- [Exercise goal] In the data, find each line where the word "label" appears and list that line.
+++ Data provided +++
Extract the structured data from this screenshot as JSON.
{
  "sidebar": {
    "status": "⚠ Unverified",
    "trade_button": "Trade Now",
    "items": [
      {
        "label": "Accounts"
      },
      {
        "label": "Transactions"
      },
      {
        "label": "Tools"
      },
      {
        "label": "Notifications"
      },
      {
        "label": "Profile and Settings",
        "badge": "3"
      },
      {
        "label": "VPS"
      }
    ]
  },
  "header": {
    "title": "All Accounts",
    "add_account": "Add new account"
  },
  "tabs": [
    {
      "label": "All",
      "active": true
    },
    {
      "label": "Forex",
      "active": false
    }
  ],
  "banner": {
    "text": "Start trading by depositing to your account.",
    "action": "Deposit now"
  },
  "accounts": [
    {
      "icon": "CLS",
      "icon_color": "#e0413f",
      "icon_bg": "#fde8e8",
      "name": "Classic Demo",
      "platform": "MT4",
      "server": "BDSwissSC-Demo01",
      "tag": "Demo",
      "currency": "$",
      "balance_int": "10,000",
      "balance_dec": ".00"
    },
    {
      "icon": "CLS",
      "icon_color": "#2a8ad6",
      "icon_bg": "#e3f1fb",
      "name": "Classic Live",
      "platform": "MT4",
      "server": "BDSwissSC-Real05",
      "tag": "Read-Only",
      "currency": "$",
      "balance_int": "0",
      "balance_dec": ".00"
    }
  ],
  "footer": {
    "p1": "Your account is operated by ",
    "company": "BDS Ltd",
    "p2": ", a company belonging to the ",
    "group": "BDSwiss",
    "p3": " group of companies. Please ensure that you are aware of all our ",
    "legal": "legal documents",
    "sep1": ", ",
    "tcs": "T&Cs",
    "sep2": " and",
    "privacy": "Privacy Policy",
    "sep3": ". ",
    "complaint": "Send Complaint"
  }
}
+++
- [Task solution]
        "label": "Accounts"
        "label": "Transactions"
        "label": "Tools"
        "label": "Notifications"
        "label": "Profile and Settings",
        "label": "VPS"
      "label": "All",
      "label": "Forex",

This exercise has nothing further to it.